■ Aim of the exercise: Each entry below must be written out exactly, with pictures left out.

■ Dataset content:
▶

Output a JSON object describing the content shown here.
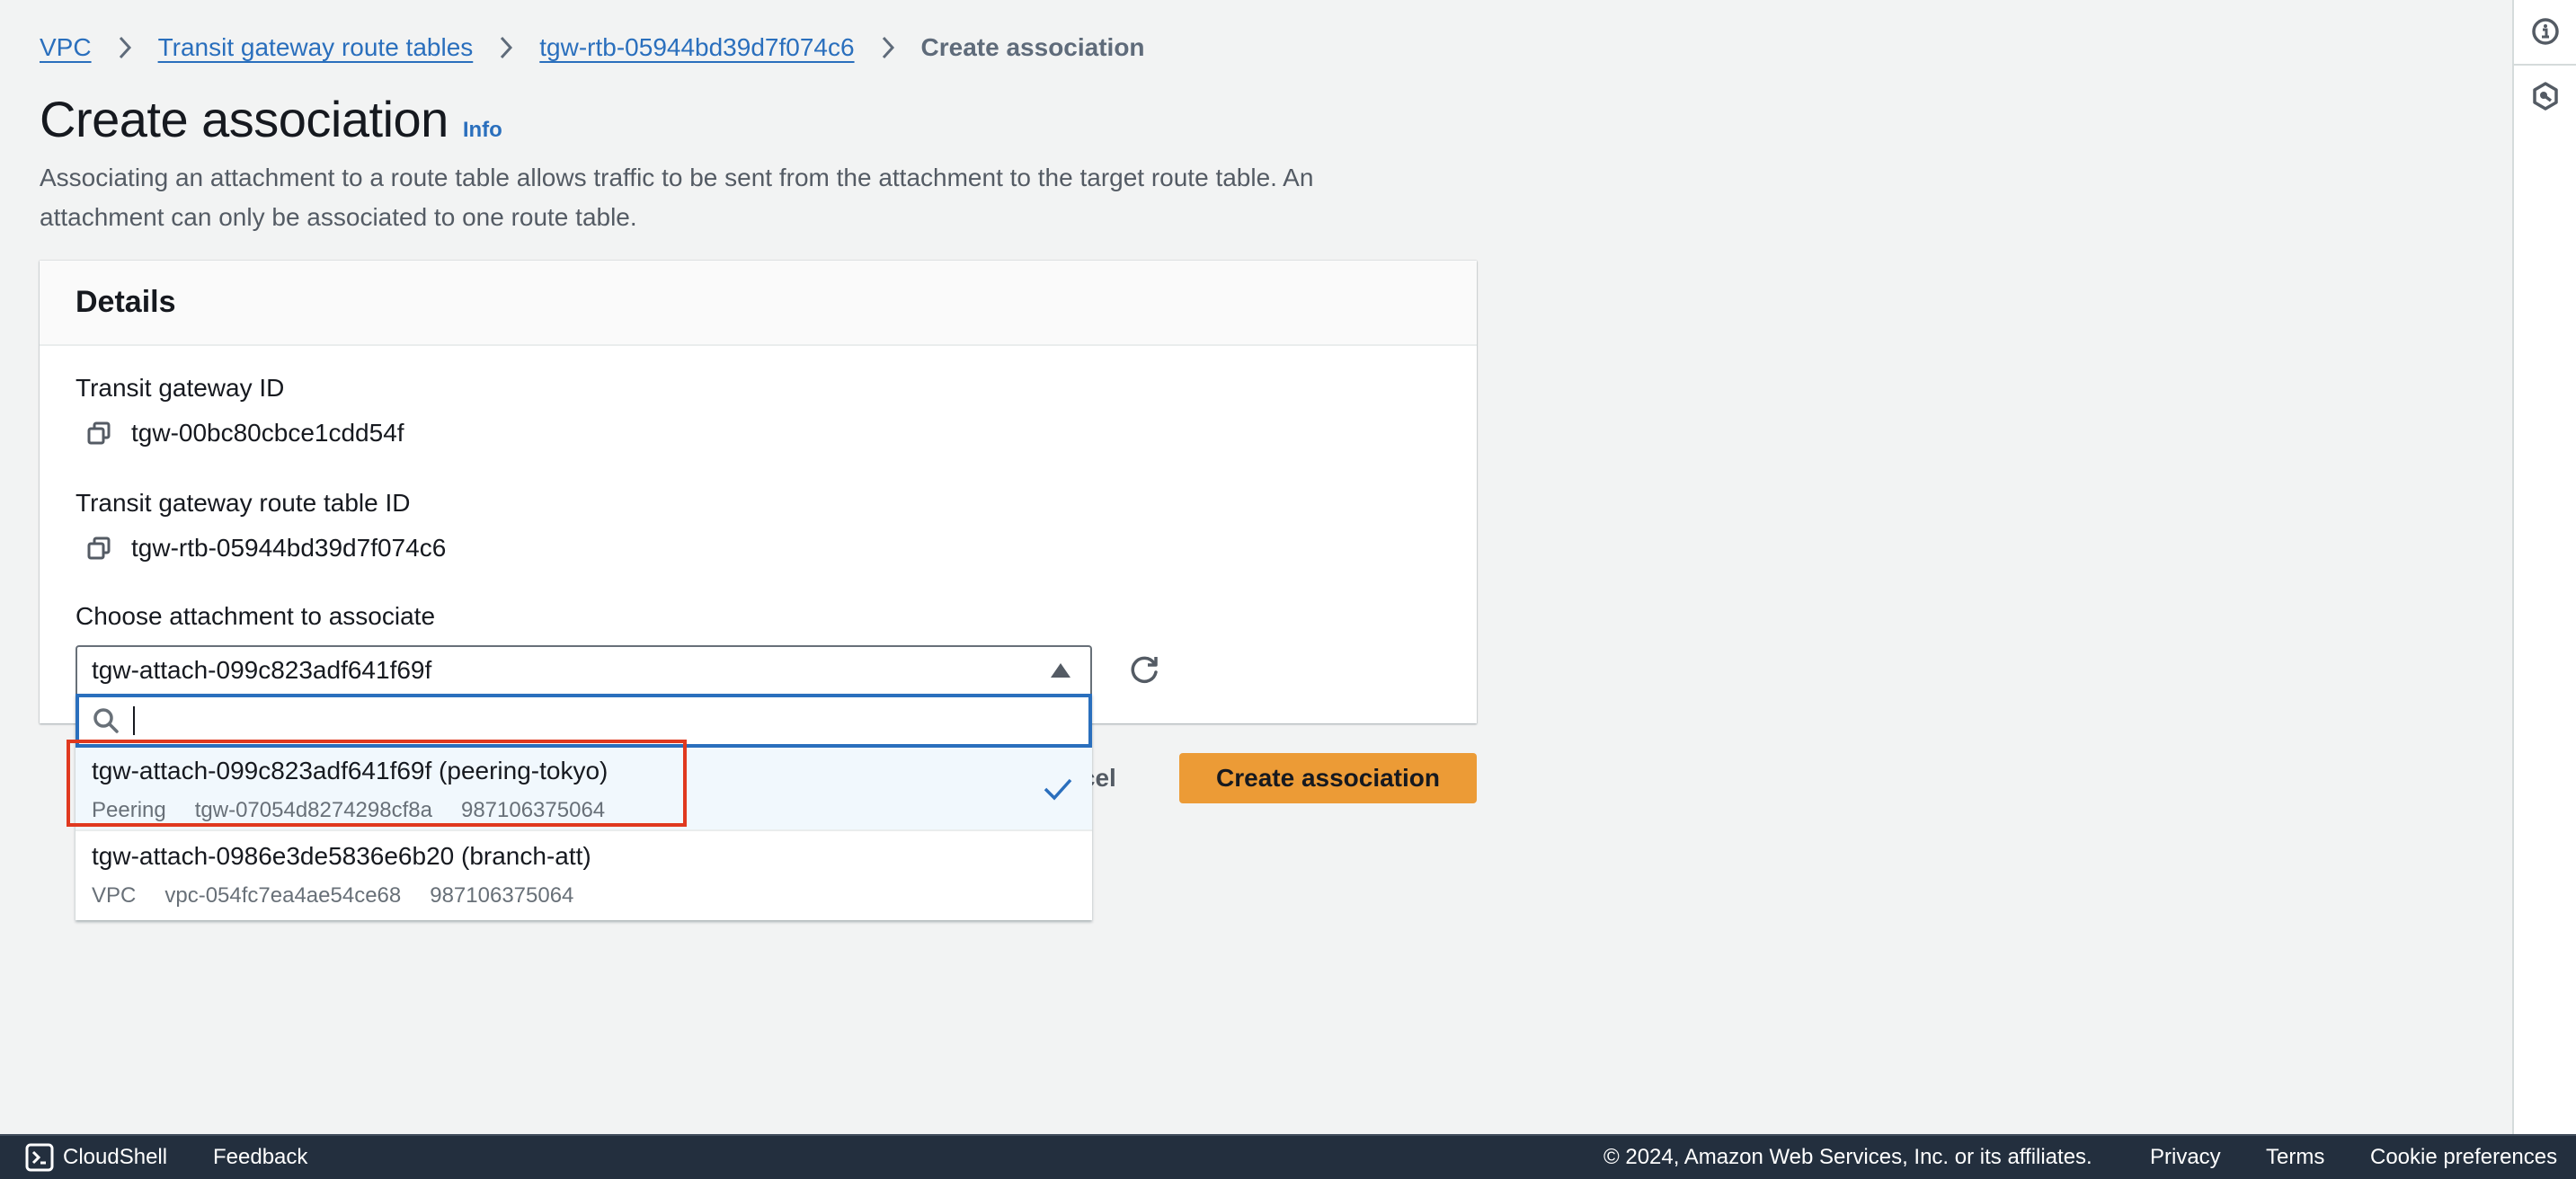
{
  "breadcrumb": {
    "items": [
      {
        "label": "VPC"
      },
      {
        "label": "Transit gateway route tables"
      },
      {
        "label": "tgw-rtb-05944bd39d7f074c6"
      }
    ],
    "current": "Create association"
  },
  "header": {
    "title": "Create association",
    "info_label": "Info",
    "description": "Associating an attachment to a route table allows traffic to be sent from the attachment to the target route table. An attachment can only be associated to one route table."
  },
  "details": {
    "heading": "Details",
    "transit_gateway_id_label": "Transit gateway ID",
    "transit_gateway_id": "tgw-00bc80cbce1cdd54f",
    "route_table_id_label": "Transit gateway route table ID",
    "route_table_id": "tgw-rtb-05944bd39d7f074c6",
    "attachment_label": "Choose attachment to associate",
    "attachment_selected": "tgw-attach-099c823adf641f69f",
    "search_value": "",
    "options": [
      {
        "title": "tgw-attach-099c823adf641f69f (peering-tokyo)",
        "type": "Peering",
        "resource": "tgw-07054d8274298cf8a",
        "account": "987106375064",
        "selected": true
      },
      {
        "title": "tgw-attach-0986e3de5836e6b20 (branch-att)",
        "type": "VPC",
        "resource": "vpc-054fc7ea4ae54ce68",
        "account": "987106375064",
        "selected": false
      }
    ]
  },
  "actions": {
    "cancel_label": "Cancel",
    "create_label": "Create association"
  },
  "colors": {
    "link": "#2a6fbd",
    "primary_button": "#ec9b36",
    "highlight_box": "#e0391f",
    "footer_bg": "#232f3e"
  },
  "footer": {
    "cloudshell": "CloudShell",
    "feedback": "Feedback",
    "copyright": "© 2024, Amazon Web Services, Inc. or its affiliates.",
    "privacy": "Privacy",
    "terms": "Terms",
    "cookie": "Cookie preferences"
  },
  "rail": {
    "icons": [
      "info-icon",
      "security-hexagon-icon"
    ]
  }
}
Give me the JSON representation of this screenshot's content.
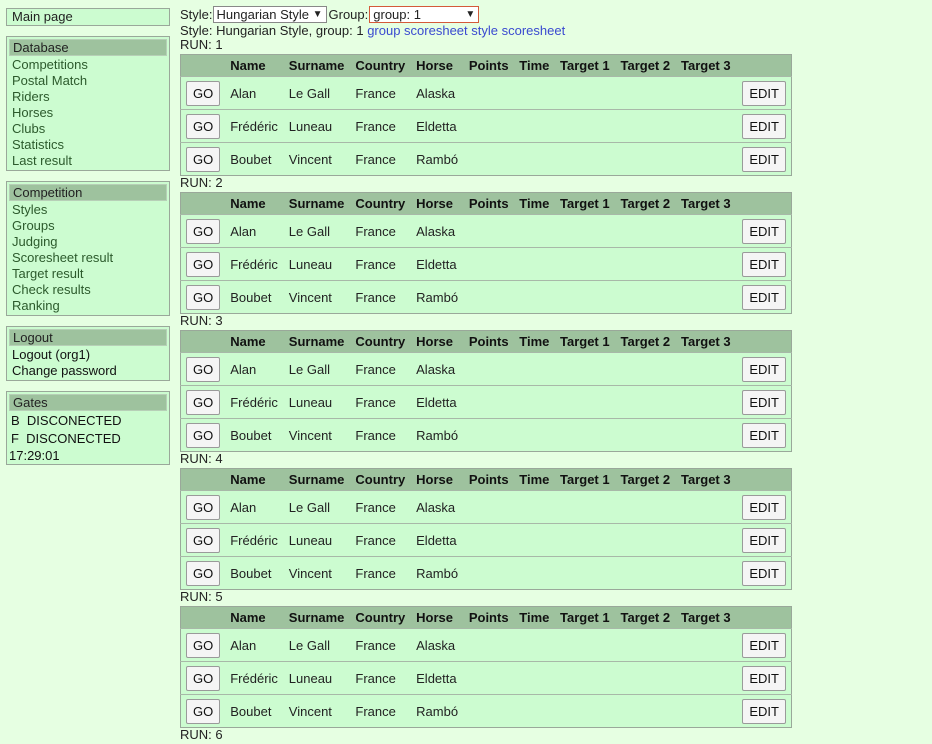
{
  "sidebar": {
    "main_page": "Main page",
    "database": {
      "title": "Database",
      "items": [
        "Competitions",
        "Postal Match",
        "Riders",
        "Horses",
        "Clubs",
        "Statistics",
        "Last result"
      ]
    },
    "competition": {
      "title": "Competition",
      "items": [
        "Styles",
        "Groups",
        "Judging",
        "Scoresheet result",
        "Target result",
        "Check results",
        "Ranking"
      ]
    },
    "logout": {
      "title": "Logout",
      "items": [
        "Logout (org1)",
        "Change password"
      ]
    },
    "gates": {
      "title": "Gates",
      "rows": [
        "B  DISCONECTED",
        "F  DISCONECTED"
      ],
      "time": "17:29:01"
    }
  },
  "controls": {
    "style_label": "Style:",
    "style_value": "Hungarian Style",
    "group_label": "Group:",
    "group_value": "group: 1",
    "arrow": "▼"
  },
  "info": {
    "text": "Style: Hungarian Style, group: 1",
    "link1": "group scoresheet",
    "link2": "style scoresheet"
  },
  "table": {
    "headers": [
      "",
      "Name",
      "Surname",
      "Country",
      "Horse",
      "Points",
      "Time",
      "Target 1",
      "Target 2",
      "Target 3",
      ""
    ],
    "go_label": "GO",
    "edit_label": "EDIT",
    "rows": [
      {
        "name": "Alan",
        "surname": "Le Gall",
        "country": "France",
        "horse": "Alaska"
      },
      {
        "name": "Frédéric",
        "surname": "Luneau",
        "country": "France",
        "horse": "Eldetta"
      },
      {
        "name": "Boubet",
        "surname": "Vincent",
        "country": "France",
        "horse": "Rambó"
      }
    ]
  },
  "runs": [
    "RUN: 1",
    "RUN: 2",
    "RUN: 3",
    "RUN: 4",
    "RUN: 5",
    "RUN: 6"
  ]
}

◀

■ Problem solution:
Output a JSON object describing the content shown here.
{
  "breadcrumb": {
    "items": [
      {
        "label": "VPC"
      },
      {
        "label": "Transit gateway route tables"
      },
      {
        "label": "tgw-rtb-05944bd39d7f074c6"
      }
    ],
    "current": "Create association"
  },
  "header": {
    "title": "Create association",
    "info_label": "Info",
    "description": "Associating an attachment to a route table allows traffic to be sent from the attachment to the target route table. An attachment can only be associated to one route table."
  },
  "details": {
    "heading": "Details",
    "transit_gateway_id_label": "Transit gateway ID",
    "transit_gateway_id": "tgw-00bc80cbce1cdd54f",
    "route_table_id_label": "Transit gateway route table ID",
    "route_table_id": "tgw-rtb-05944bd39d7f074c6",
    "attachment_label": "Choose attachment to associate",
    "attachment_selected": "tgw-attach-099c823adf641f69f",
    "search_value": "",
    "options": [
      {
        "title": "tgw-attach-099c823adf641f69f (peering-tokyo)",
        "type": "Peering",
        "resource": "tgw-07054d8274298cf8a",
        "account": "987106375064",
        "selected": true
      },
      {
        "title": "tgw-attach-0986e3de5836e6b20 (branch-att)",
        "type": "VPC",
        "resource": "vpc-054fc7ea4ae54ce68",
        "account": "987106375064",
        "selected": false
      }
    ]
  },
  "actions": {
    "cancel_label": "Cancel",
    "create_label": "Create association"
  },
  "colors": {
    "link": "#2a6fbd",
    "primary_button": "#ec9b36",
    "highlight_box": "#e0391f",
    "footer_bg": "#232f3e"
  },
  "footer": {
    "cloudshell": "CloudShell",
    "feedback": "Feedback",
    "copyright": "© 2024, Amazon Web Services, Inc. or its affiliates.",
    "privacy": "Privacy",
    "terms": "Terms",
    "cookie": "Cookie preferences"
  },
  "rail": {
    "icons": [
      "info-icon",
      "security-hexagon-icon"
    ]
  }
}
Give me the JSON representation of this screenshot's content.
{
  "sidebar": {
    "main_page": "Main page",
    "database": {
      "title": "Database",
      "items": [
        "Competitions",
        "Postal Match",
        "Riders",
        "Horses",
        "Clubs",
        "Statistics",
        "Last result"
      ]
    },
    "competition": {
      "title": "Competition",
      "items": [
        "Styles",
        "Groups",
        "Judging",
        "Scoresheet result",
        "Target result",
        "Check results",
        "Ranking"
      ]
    },
    "logout": {
      "title": "Logout",
      "items": [
        "Logout (org1)",
        "Change password"
      ]
    },
    "gates": {
      "title": "Gates",
      "rows": [
        "B  DISCONECTED",
        "F  DISCONECTED"
      ],
      "time": "17:29:01"
    }
  },
  "controls": {
    "style_label": "Style:",
    "style_value": "Hungarian Style",
    "group_label": "Group:",
    "group_value": "group: 1",
    "arrow": "▼"
  },
  "info": {
    "text": "Style: Hungarian Style, group: 1",
    "link1": "group scoresheet",
    "link2": "style scoresheet"
  },
  "table": {
    "headers": [
      "",
      "Name",
      "Surname",
      "Country",
      "Horse",
      "Points",
      "Time",
      "Target 1",
      "Target 2",
      "Target 3",
      ""
    ],
    "go_label": "GO",
    "edit_label": "EDIT",
    "rows": [
      {
        "name": "Alan",
        "surname": "Le Gall",
        "country": "France",
        "horse": "Alaska"
      },
      {
        "name": "Frédéric",
        "surname": "Luneau",
        "country": "France",
        "horse": "Eldetta"
      },
      {
        "name": "Boubet",
        "surname": "Vincent",
        "country": "France",
        "horse": "Rambó"
      }
    ]
  },
  "runs": [
    "RUN: 1",
    "RUN: 2",
    "RUN: 3",
    "RUN: 4",
    "RUN: 5",
    "RUN: 6"
  ]
}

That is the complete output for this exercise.